A chorus of booze
In today's health-scare climate, it takes Kingsley Amis to remind us of the joys of drunkenness, says Toby Saul
Why don’t our newspapers and general magazines employ someone as absorbing and obviously useful as a drink columnist? They’re lousy with health correspondents, relationship counsellors and people taking a menacing interest in your “wellbeing”. I bet you couldn’t throw a brick in the offices of the Sunday Times without hitting a food writer, but there’s no one to take care of the really fun stuff. True, there tends to be a fair amount about wine, much of it worth knowing I don’t doubt, but that doesn’t quite answer the case. What is needed is a writer with a lightly worn but commanding knowledge of alcohol, an effortlessly entertaining wit coupled with an uncontrollable curiosity and a dedication to conducting the necessary research that always falls just short of fanaticism. What we need is another Kingsley Amis. We’ve got a drinks tsar, for some reason, but if we think we’re old enough to look after ourselves then we should welcome a guide to the higher pleasures.
Among Amis’s literary output the journalism on drinking, recently collected and published with an introduction by (who else?) Christopher Hitchens, is in no way the least achievement because it is a reminder and a record of a culture that is incrementally slipping away. Obviously a vast and stupefying amount of booze still gets put away. But, trimmed by health scares and an encroaching primness, the easy and unembarrassed public familiarity with drink and even drunkenness that underpins the book is waning. It is unlikely (or feels like it, anyway) that a paper will hire someone to write about booze in quite this way again.
You can often hear alcohol being compared (unflatteringly) with other drugs. Usually along the lines of “Why do we kill ourselves and other people with legal alcohol, when we should be killing ourselves and other people with legal coke, MDMA, glue, whatever?” One answer might be that no other intoxicant has ever come close to gathering about itself such a weight and variety of cultural endeavour. Nor has any other drug succeeded in inspiring so many inventive and variegated ways to be mixed and presented to the enthusiast. Not even hashish, with its umpteen strains and baroque rituals, pipes and paraphernalia and assorted tat, has ever come within a whisker of evolving a similar deep-rooted cultural patrimony.
Amis proves this point with a bracingly comprehensive list of cocktails, though some will be of more practical use than others. There are handy recipes for imperishable classics such the Dry Martini, the Bloody Mary and the Old Fashioned, but why not get back to your Anglo-Saxon roots (if you possess them) with Cock Ale?
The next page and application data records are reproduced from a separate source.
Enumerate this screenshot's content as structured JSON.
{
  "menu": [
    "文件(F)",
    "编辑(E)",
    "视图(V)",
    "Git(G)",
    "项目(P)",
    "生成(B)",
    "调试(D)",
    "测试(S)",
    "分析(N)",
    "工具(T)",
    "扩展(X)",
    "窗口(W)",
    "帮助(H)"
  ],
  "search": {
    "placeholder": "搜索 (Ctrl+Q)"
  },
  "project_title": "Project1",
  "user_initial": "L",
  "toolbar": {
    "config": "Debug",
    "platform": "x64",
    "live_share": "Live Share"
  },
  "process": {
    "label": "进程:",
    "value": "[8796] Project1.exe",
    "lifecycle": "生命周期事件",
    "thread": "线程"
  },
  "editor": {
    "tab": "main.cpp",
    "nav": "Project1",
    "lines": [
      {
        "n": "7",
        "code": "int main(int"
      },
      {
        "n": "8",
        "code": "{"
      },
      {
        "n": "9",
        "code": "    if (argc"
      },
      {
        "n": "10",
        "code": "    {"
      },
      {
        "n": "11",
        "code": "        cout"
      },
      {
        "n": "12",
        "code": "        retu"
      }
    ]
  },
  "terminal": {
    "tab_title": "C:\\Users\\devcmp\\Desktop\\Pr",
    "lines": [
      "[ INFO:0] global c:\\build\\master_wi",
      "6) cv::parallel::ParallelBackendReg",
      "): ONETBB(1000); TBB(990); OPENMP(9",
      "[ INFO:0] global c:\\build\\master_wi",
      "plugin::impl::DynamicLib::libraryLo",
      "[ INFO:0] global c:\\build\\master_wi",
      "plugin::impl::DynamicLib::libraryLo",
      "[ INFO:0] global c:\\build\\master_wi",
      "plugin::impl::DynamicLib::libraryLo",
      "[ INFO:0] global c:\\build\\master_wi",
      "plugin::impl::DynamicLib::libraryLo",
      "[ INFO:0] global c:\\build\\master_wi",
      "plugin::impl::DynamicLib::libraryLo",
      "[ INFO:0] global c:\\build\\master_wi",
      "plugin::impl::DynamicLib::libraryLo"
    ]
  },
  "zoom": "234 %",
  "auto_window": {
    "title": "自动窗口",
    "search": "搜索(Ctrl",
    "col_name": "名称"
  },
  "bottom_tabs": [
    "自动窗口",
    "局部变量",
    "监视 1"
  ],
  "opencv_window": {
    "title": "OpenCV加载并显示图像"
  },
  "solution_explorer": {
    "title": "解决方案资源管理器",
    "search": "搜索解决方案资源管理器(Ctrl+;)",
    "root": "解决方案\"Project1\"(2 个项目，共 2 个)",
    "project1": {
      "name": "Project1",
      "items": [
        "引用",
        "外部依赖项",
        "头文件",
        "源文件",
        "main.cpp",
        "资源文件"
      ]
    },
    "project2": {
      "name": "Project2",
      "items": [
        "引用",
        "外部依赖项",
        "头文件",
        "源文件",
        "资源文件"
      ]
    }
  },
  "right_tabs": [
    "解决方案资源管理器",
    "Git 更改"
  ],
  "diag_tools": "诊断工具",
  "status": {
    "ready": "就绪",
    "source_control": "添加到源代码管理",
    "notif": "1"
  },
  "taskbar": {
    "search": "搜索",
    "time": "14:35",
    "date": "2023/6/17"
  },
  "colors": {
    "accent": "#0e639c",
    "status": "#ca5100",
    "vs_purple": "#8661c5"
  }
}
Take ten gallons of ale and a large cock, the older the better; parboil the cock, flay him, and stamp him in a stone mortar till his bones are broken (you must craw and gut him when you flay him), then put the cock into two quarts of sack, and put it to three pounds of raisins of the sun stoned, some blades of mace and a few cloves; put all these into a canvas bag, and a little before you find the ale has done working, put the ale and bag together into a vessel; in a week or nine days bottle it up.
Queen Victoria is always a productive source of historical anecdote, and here she provides at least two that tend to stick in the mind: 1: She demonstrated a lifelong, steady and near contemptuous dislike of teetotallers. 2: She had a constitution powerful enough to cope with her favourite dinnertime drink, a dauntingly vile concoction of red wine cut with whisky.
At first blush, Amis’s guiding principle seems to be to turn on the flow of palatable drinks and ensure that it is never turned off. But there is another purpose. What he was after was a certain type of unrestrained but civilised conviviality. The kind of generous and sociable cheerfulness that only alcohol can engender through its sacred ability to suspend or abolish the inherent tension of having to spend time among other human beings. Liberality was the key and a parsimonious hand with the bottle an enemy ranked alongside pretension or the tendency to bore.
Like a bottle of Laphroaig, this book is full of good things, many of them familiar though others are more intriguing: Take a bottle of Amontillado sherry and stir in the juice of a lemon and six teaspoons of sugar. Add ice cubes, stir and pour in a quart bottle of chilled dry cider. Makes 10 drinks.